Speaking first in a GD fetches you some brownie points. It shows the interviewer your confidence and initiative-taking ability. But, if you don’t completely understand the topic or aren’t sure what to speak on it, it’s better to wait for a couple of people to speak and then take your chance.
During the course of the GD, try and listen to the points others are making, take notes on a piece of paper with their names and try to address their points with your thoughts on them.
Try to speak at least 3-4 times during the course of the GD.
A GD expects you to come to a consensus as a group, so try and end the argument somewhere and summarize what you all have discussed towards the end of the GD.
I hope you have understood what group discussion is and how group discussion proceeds. This also covers the typical rules for group discussion.
Group Discussion Tips
Attitude: Make sure you are polite and courteous to others. A lot of people become aggressive and dominating in a GD. Whenever they have a counterpoint to what someone else has said, they vehemently put the other person down with phrases like ‘I completely disagree with you’, ‘I think what you said is completely wrong’. Such an attitude is taken negatively by the recruiter. Always communicate respectfully with others. Use phrases like ‘That could be one way of thinking, but I think..’, ‘Good point <--Name-->, but don’t you think …’. This is how you people are expected to interact with their peers in the corporate domain too.

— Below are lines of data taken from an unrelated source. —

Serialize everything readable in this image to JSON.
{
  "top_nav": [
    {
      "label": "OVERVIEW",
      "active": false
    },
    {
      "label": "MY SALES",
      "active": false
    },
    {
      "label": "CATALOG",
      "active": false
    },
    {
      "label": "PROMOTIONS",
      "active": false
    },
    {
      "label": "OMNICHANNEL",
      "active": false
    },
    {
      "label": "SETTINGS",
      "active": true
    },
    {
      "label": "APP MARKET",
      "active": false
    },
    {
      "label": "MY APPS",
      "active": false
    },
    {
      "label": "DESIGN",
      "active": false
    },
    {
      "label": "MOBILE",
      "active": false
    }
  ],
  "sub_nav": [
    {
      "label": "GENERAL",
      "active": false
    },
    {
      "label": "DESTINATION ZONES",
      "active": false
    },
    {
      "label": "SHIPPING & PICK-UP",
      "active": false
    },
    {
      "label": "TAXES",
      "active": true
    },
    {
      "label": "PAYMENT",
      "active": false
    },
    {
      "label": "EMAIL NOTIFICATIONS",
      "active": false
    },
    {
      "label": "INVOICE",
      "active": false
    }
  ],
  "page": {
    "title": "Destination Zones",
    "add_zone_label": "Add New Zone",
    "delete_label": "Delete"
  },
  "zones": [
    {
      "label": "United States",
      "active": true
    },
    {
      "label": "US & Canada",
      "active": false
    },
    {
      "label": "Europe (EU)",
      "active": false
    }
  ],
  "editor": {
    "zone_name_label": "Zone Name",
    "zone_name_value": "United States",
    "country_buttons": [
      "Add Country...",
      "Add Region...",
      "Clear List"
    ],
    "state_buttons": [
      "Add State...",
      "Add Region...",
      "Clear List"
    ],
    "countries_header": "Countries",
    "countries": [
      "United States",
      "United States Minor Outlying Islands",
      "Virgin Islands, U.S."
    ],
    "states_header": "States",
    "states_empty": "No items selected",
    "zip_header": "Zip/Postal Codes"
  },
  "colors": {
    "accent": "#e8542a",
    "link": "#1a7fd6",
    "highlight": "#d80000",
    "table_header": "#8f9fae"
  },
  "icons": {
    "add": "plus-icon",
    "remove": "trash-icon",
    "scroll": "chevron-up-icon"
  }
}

Boldness: This is the time when you need to let go of your shyness. If you don’t get over your nervousness and speak up, you could be losing out on a great career opportunity. It will be demanded of you to come out of your comfort zone, shed the fear of being judged by others here. No one cares about judging you anyway, people are too busy obsessing over themselves. So, get over your fears and give it all you’ve got!
Speech: Remember that how you speak is equally important to what you speak, in fact even more! So make sure you speak with an energetic and expressive voice tone. Your enthusiasm and confidence should be evident in your voice tone. Also, try and intonate your voice according to what you are speaking. Intonation refers to the rise and fall in your voice while speaking. Indians have a tendency to speak fast. It gets difficult to comprehend what others are speaking at times. So, make sure you speak slowly and loudly every time.
Balanced: Be a balanced speaker. Some people try and speak on every possible argument. They cut across others when they are speaking. Some people don’t say anything at all. They need to be asked if they would like to speak, and a few still refuse. Balanced is speaking when you have a good point to put forward and you have the right chance to do so. Ask courteously for your chance. This is the right way to speak and discuss in groups!
Folks, the most important part of the preparation you can do for GD is to gain knowledge on as many topics as possible. This is not something you can do a night before your campus drive, it is something which comes when you inculcate a reading habit in yourself. Try and learn from all possible sources, read books, articles, blogs, twitter, quora, watch informatory content on Youtube, television and other platforms. Gaining knowledge will help you be better prepared to speak on any topic and also, help you gain the confidence to have any such conversations, anywhere!